Sunday, 5 April 2009

Eishken Windfarm

It was reported in a Scottish Sunday newspaper that Scottish Energy Minister, Jim Mather, looks set to announce the approval for the 53-turbine Eishken Windfarm within the next two weeks.

I have commented extensively on this windfarm in the past, and made my opposition to it clear. Justification in terms of economic benefit has been rendered empty by the continued vacillation of the Arnish Fabrication Yard, where the turbines were going to be made. They will not. Current negotiations with Fife firm Bi-Fab will, if successful, result in the yard reverting to fabrication for the oil industry. The talks have been on-going for 6 months without result.

I find the hypocrisy of the Energy Minister breathtaking. He has allowed the closure of the Lighthouse Caledonia fish processing plant at Marybank with the loss of more than 100 jobs. Its assets have been shipped to a fish processing plant in Mr Mather's constituency in Argyll. He has promoted the continuation of a windfarm producer at Machrihanish, again in his constituency, who in all likelihood will produce the turbines for Eishken. Of course, this all subject to the usual tendering process (sic) and approval for the Beauly to Denny powerline, which is essential for exporting the power to the Scottish Central Belt. Because, are we in Lewis going to get any cheap electricity out of this? Get real.


  1. Mmmm, just as well that I didn't buy a certain houseplot at Seaforth Head then!

  2. Hhmmm ...
    perhaps I'm gonna have to stop reading your blogs Arnish, because like the Daily Mail, they make me *angry* ...!
    and you wouldn't like me when I'm angry ...!
    Nothing personal, you understand ...
    just the subject matter ... :- )

  3. Mr Fourex, that plot has been on the market at least since 2004 - and nobody wants it probably because it overlooks the windfarm site...

  4. i shouldn't comment on this as i don't live on lewis,but near where i was living in france windfarms are growing,and no they are not all that noisy at all.even in vanuatu there are a couple of windfarms. For me the choice of either a windfarm even across from my house ar having to bury nuclear waste,i know which i would choose from,and please don't tell me nuclear waste is not a problem or that they don't bury it,my a***. At Marcoule,on the rhone valley,(30kms away from my village)trains and trucks of nuclear waste are dumping the stuff there.

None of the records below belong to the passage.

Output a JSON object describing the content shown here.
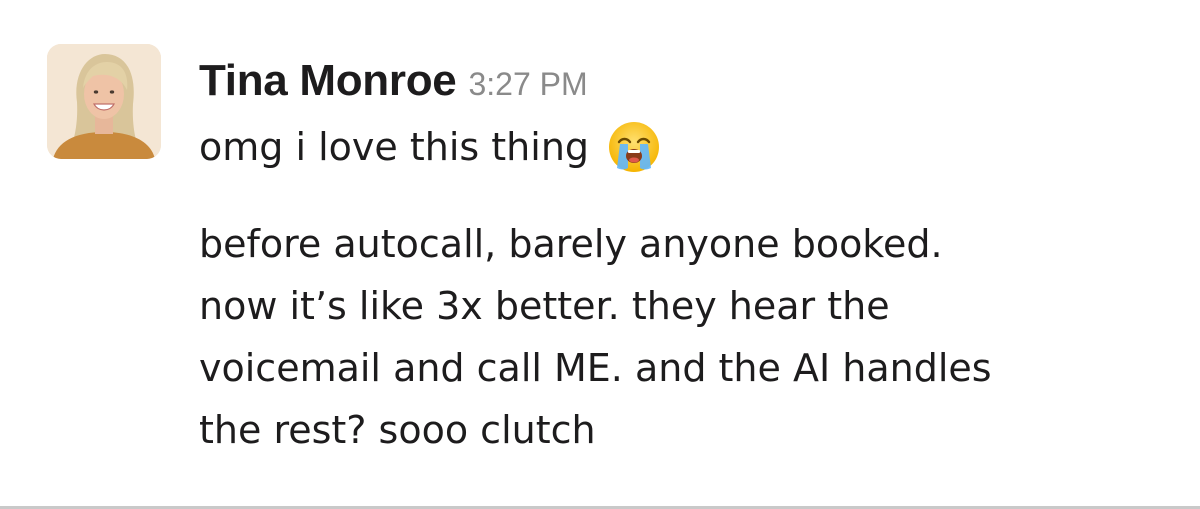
{
  "message": {
    "sender_name": "Tina Monroe",
    "timestamp": "3:27 PM",
    "first_line": "omg i love this thing",
    "emoji": "loudly-crying-face-icon",
    "body_lines": [
      "before autocall, barely anyone booked.",
      "now it’s like 3x better. they hear the",
      "voicemail and call ME. and the AI handles",
      "the rest? sooo clutch"
    ]
  },
  "colors": {
    "text": "#1d1c1d",
    "timestamp": "#8a8a8a",
    "divider": "#c9c9c9"
  }
}
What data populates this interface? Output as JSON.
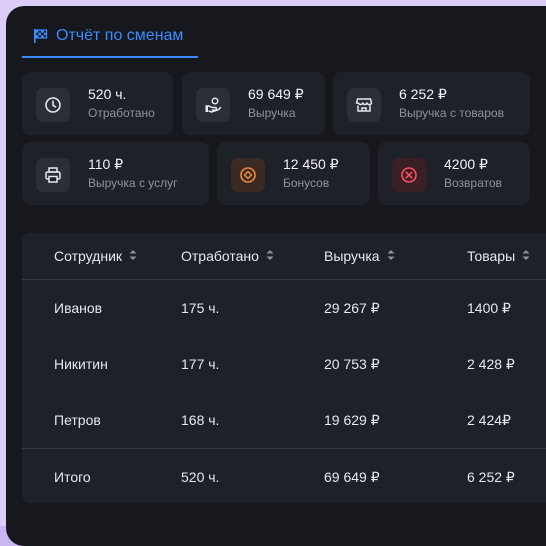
{
  "tab": {
    "label": "Отчёт по сменам",
    "icon": "checkered-flag-icon"
  },
  "stats": [
    {
      "value": "520 ч.",
      "label": "Отработано",
      "icon": "clock-icon"
    },
    {
      "value": "69 649 ₽",
      "label": "Выручка",
      "icon": "money-hand-icon"
    },
    {
      "value": "6 252 ₽",
      "label": "Выручка с товаров",
      "icon": "store-icon"
    },
    {
      "value": "110 ₽",
      "label": "Выручка с услуг",
      "icon": "printer-icon"
    },
    {
      "value": "12 450 ₽",
      "label": "Бонусов",
      "icon": "bonus-icon"
    },
    {
      "value": "4200 ₽",
      "label": "Возвратов",
      "icon": "cancel-icon"
    }
  ],
  "table": {
    "columns": [
      "Сотрудник",
      "Отработано",
      "Выручка",
      "Товары"
    ],
    "rows": [
      [
        "Иванов",
        "175 ч.",
        "29 267 ₽",
        "1400 ₽"
      ],
      [
        "Никитин",
        "177 ч.",
        "20 753 ₽",
        "2 428 ₽"
      ],
      [
        "Петров",
        "168 ч.",
        "19 629 ₽",
        "2 424₽"
      ]
    ],
    "total": [
      "Итого",
      "520 ч.",
      "69 649 ₽",
      "6 252 ₽"
    ]
  },
  "colors": {
    "accent": "#3b8cff",
    "panel": "#16181d",
    "card": "#1e2128",
    "bonus": "#f08a3c",
    "returns": "#ff4d5e"
  }
}
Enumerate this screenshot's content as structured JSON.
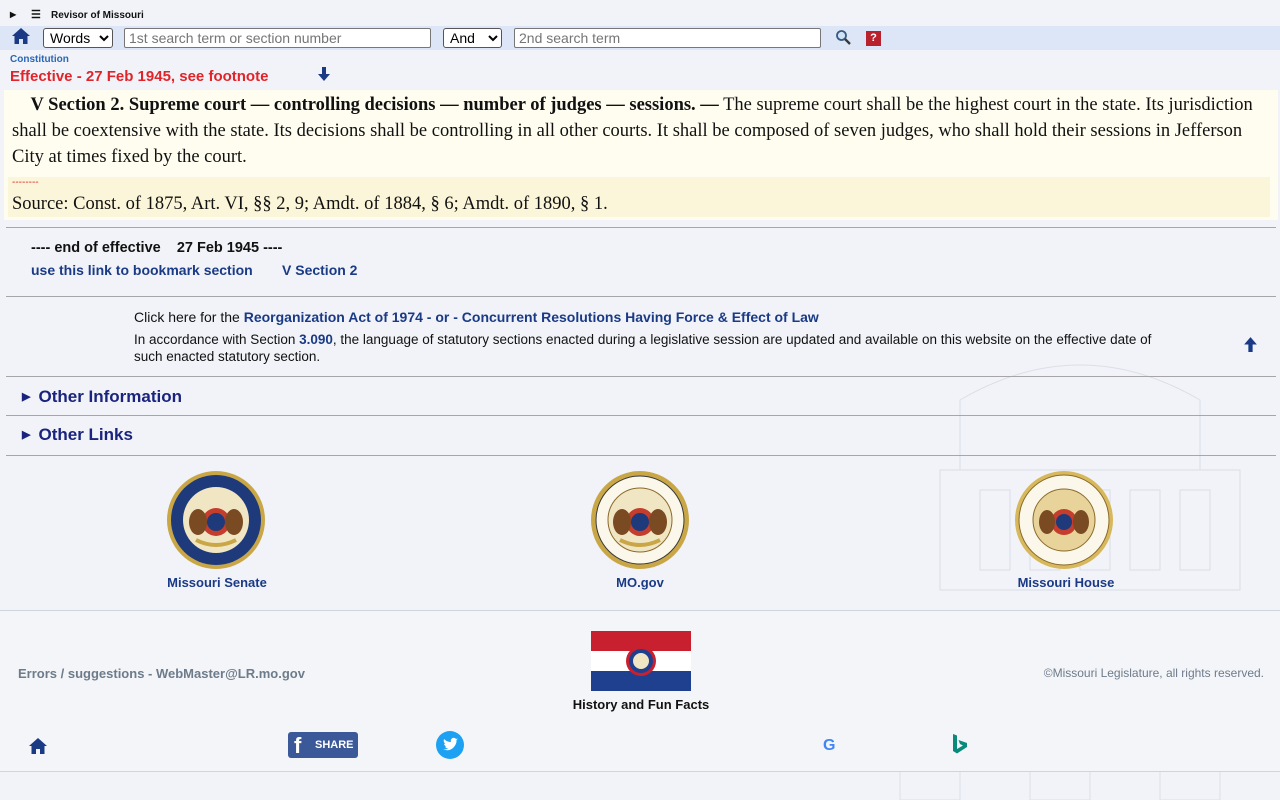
{
  "topbar": {
    "title": "Revisor of Missouri"
  },
  "search": {
    "mode_selected": "Words",
    "term1_placeholder": "1st search term or section number",
    "op_selected": "And",
    "term2_placeholder": "2nd search term",
    "help_label": "?"
  },
  "section": {
    "breadcrumb": "Constitution",
    "effective": "Effective - 27 Feb 1945, see footnote",
    "heading": "V Section 2.  Supreme court — controlling decisions — number of judges — sessions. —",
    "body": " The supreme court shall be the highest court in the state.  Its jurisdiction shall be coextensive with the state.  Its decisions shall be controlling in all other courts.  It shall be composed of seven judges, who shall hold their sessions in Jefferson City at times fixed by the court.",
    "divider": "--------",
    "source": "Source: Const. of 1875, Art. VI, §§ 2, 9; Amdt. of 1884, § 6; Amdt. of 1890, § 1."
  },
  "end_of_effective": "---- end of effective    27 Feb 1945 ----",
  "bookmark": {
    "label": "use this link to bookmark section",
    "section": "V Section 2"
  },
  "reorg": {
    "prefix": "Click here for the ",
    "link": "Reorganization Act of 1974 - or - Concurrent Resolutions Having Force & Effect of Law"
  },
  "accordance": {
    "prefix": "In accordance with Section ",
    "section": "3.090",
    "suffix": ", the language of statutory sections enacted during a legislative session are updated and available on this website on the effective date of such enacted statutory section."
  },
  "disclosures": {
    "other_info": "Other Information",
    "other_links": "Other Links"
  },
  "seals": [
    {
      "label": "Missouri Senate"
    },
    {
      "label": "MO.gov"
    },
    {
      "label": "Missouri House"
    }
  ],
  "footer": {
    "errors": "Errors / suggestions - WebMaster@LR.mo.gov",
    "history": "History and Fun Facts",
    "copyright": "©Missouri Legislature, all rights reserved.",
    "share_label": "SHARE",
    "google_label": "G"
  },
  "colors": {
    "accent": "#1a3a86",
    "effective": "#e0242a",
    "facebook": "#3b5998",
    "twitter": "#1da1f2"
  }
}
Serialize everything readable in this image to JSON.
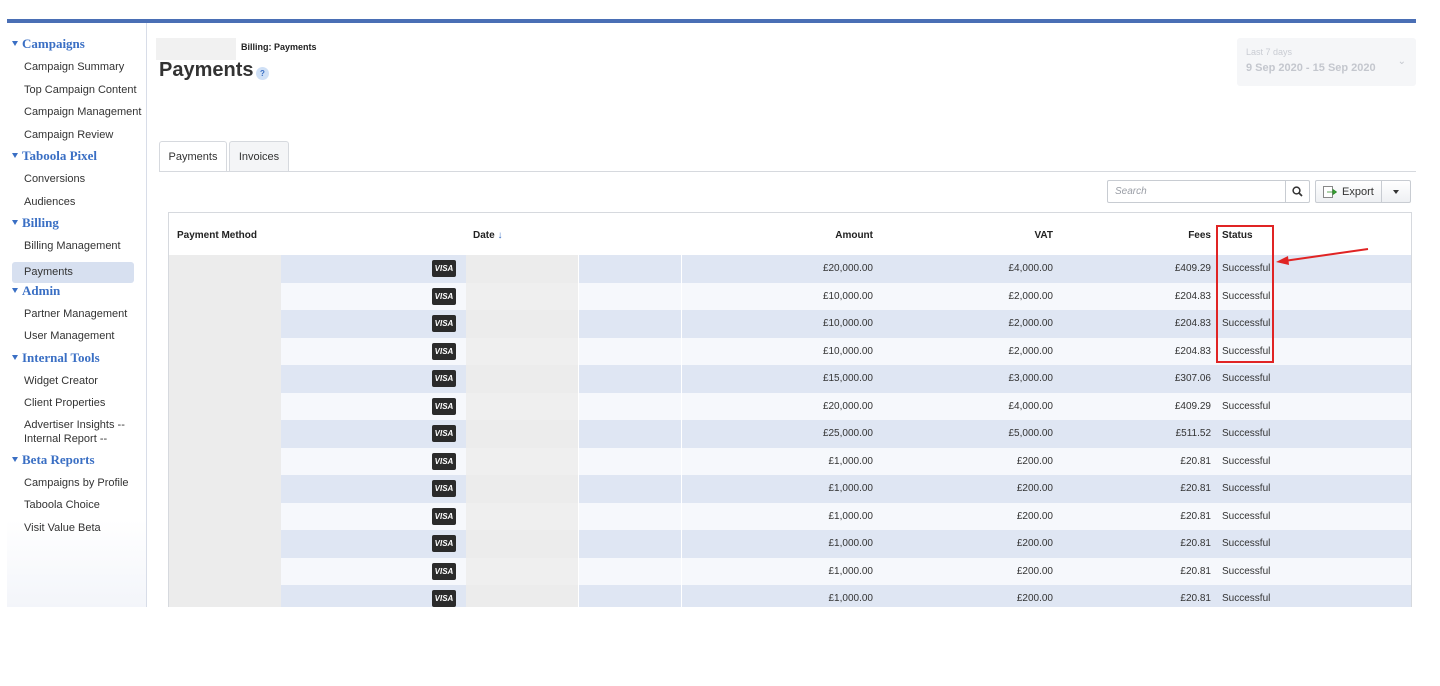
{
  "sidebar": {
    "groups": [
      {
        "title": "Campaigns",
        "items": [
          "Campaign Summary",
          "Top Campaign Content",
          "Campaign Management",
          "Campaign Review"
        ]
      },
      {
        "title": "Taboola Pixel",
        "items": [
          "Conversions",
          "Audiences"
        ]
      },
      {
        "title": "Billing",
        "items": [
          "Billing Management",
          "Payments"
        ]
      },
      {
        "title": "Admin",
        "items": [
          "Partner Management",
          "User Management"
        ]
      },
      {
        "title": "Internal Tools",
        "items": [
          "Widget Creator",
          "Client Properties",
          "Advertiser Insights -- Internal Report --"
        ]
      },
      {
        "title": "Beta Reports",
        "items": [
          "Campaigns by Profile",
          "Taboola Choice",
          "Visit Value Beta"
        ]
      }
    ],
    "active_item": "Payments"
  },
  "header": {
    "breadcrumb": "Billing: Payments",
    "title": "Payments",
    "help_label": "?"
  },
  "daterange": {
    "label": "Last 7 days",
    "value": "9 Sep 2020 - 15 Sep 2020"
  },
  "tabs": [
    {
      "label": "Payments",
      "active": true
    },
    {
      "label": "Invoices",
      "active": false
    }
  ],
  "search": {
    "placeholder": "Search"
  },
  "export": {
    "label": "Export"
  },
  "table": {
    "columns": {
      "method": "Payment Method",
      "date": "Date",
      "amount": "Amount",
      "vat": "VAT",
      "fees": "Fees",
      "status": "Status"
    },
    "card_label": "VISA",
    "rows": [
      {
        "amount": "£20,000.00",
        "vat": "£4,000.00",
        "fees": "£409.29",
        "status": "Successful"
      },
      {
        "amount": "£10,000.00",
        "vat": "£2,000.00",
        "fees": "£204.83",
        "status": "Successful"
      },
      {
        "amount": "£10,000.00",
        "vat": "£2,000.00",
        "fees": "£204.83",
        "status": "Successful"
      },
      {
        "amount": "£10,000.00",
        "vat": "£2,000.00",
        "fees": "£204.83",
        "status": "Successful"
      },
      {
        "amount": "£15,000.00",
        "vat": "£3,000.00",
        "fees": "£307.06",
        "status": "Successful"
      },
      {
        "amount": "£20,000.00",
        "vat": "£4,000.00",
        "fees": "£409.29",
        "status": "Successful"
      },
      {
        "amount": "£25,000.00",
        "vat": "£5,000.00",
        "fees": "£511.52",
        "status": "Successful"
      },
      {
        "amount": "£1,000.00",
        "vat": "£200.00",
        "fees": "£20.81",
        "status": "Successful"
      },
      {
        "amount": "£1,000.00",
        "vat": "£200.00",
        "fees": "£20.81",
        "status": "Successful"
      },
      {
        "amount": "£1,000.00",
        "vat": "£200.00",
        "fees": "£20.81",
        "status": "Successful"
      },
      {
        "amount": "£1,000.00",
        "vat": "£200.00",
        "fees": "£20.81",
        "status": "Successful"
      },
      {
        "amount": "£1,000.00",
        "vat": "£200.00",
        "fees": "£20.81",
        "status": "Successful"
      },
      {
        "amount": "£1,000.00",
        "vat": "£200.00",
        "fees": "£20.81",
        "status": "Successful"
      }
    ]
  },
  "colors": {
    "accent": "#3a6fc4",
    "annotation": "#e02424"
  }
}
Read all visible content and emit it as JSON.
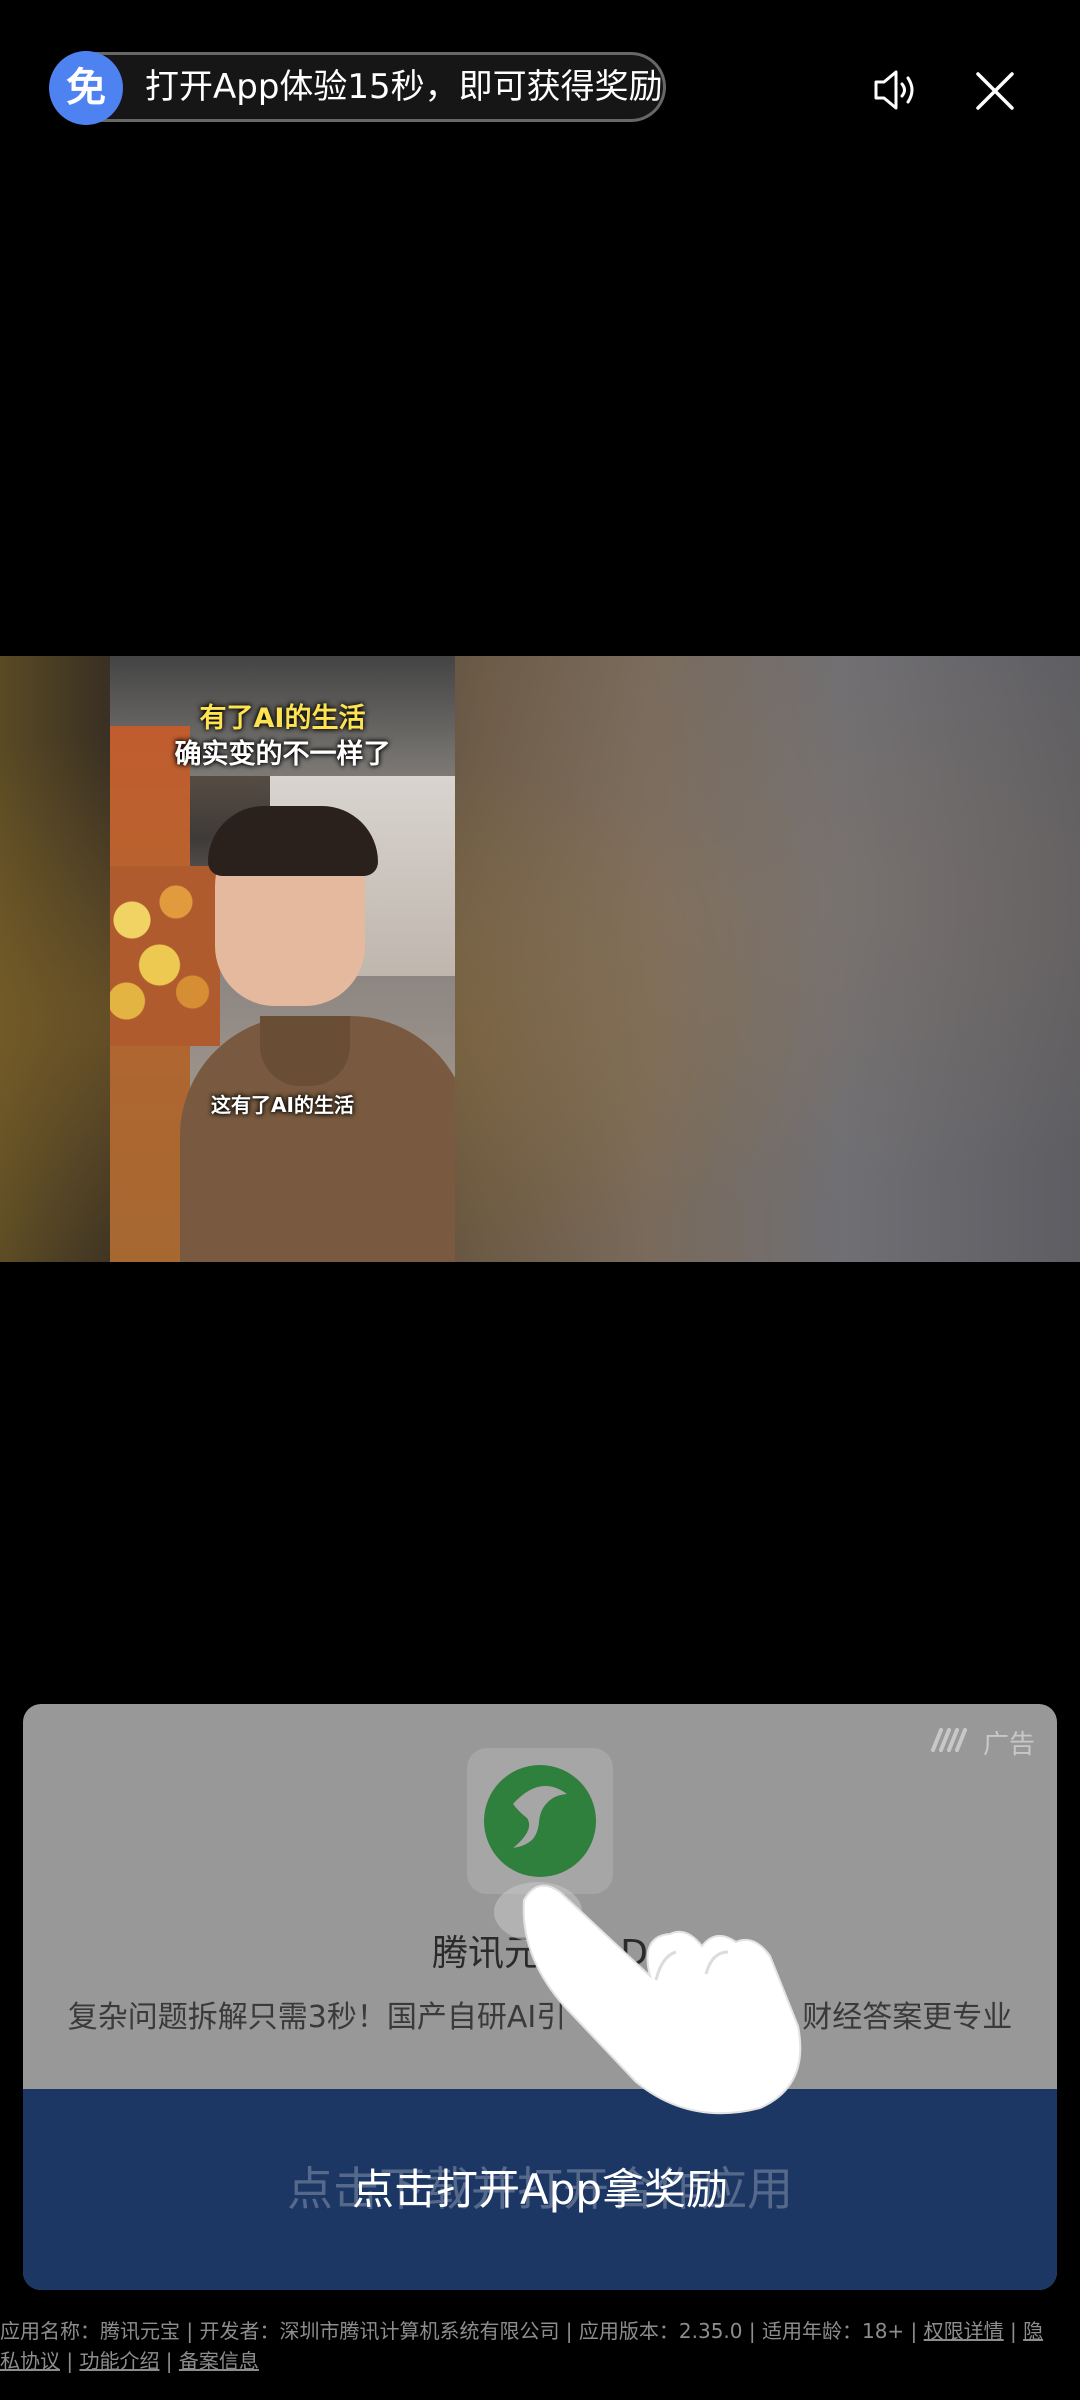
{
  "top_bar": {
    "badge": "免",
    "reward_text": "打开App体验15秒，即可获得奖励"
  },
  "video": {
    "caption_line1": "有了AI的生活",
    "caption_line2": "确实变的不一样了",
    "caption_sub": "这有了AI的生活"
  },
  "ad": {
    "label": "广告",
    "app_name": "腾讯元宝 x D",
    "description": "复杂问题拆解只需3秒！国产自研AI引",
    "description_tail": "财经答案更专业",
    "cta_ghost": "点击下载并打开合作应用",
    "cta": "点击打开App拿奖励"
  },
  "footer": {
    "app_name": "应用名称：腾讯元宝",
    "developer": "开发者：深圳市腾讯计算机系统有限公司",
    "version": "应用版本：2.35.0",
    "age": "适用年龄：18+",
    "permissions": "权限详情",
    "privacy_a": "隐",
    "privacy_b": "私协议",
    "features": "功能介绍",
    "filing": "备案信息",
    "sep": " | "
  },
  "colors": {
    "badge_blue": "#4e82f0",
    "cta_bg": "#1c3763",
    "card_bg": "#989898",
    "app_icon_green": "#2f7f3d"
  },
  "icons": [
    "speaker-icon",
    "close-icon",
    "ad-brand-icon",
    "app-logo-icon",
    "tap-hand-icon"
  ]
}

I f we all want electricity we have to try to get it the cleanest way possible and sorry nuclear is not clean,okay no beltching chimney pots but definatly not clean

  5. On the way to our nearest city we pass a wind farm, and frankly I find no problem with the visual aspect of it. To me the turbines represent, [depending on my mood that day] either inscrutable Asian gentlemen doing their morning exercises in the park, or a tiny space craft atop a huge stand. Neither is threatening to me. [When I enquired of My Man what the correct name is for those exercises in the park, he admitted to not knowing, but did add his five bob's worth ... the turbines are much more gracious than foreign gents in the park!]
    At least they do not drown valleys as many hydro dams, and alter the course of downstream rivers, thus causing a build up of gravel which after a period of time makes flooding a certaintity.
    I guess we all have differing views.

  6. In brief summary, I do not dispute the obvious advantages of wind energy over nuclear and fossil fuel. The issue is the location of the windfarm, which will do a lot of damage to the fragile environment of the Eishken hills. Wildlife will also suffer, not just in the construction phase of the project. Moreover, the location is in plain view of the Clisham range and other major hills in North Harris. The move in the last 5 years has been away from on-shore windfarms to off-shore; and it is just that there is nobody in Eishken and only 50 souls around Loch Seaforth to oppose the financial might of the developers and the estate owner.

  7. are so right but I suspect very few people on the Island or blogging community actually care very much as long as it does not happen on their doorstep or cost them money directly. The short term carnage and impact on Environment will no doubt be glossed over but any medium/long term damage is only to guessed at.......but maybe it won't happen at all due to lack of finance or change of policies....who knows!! ....RJG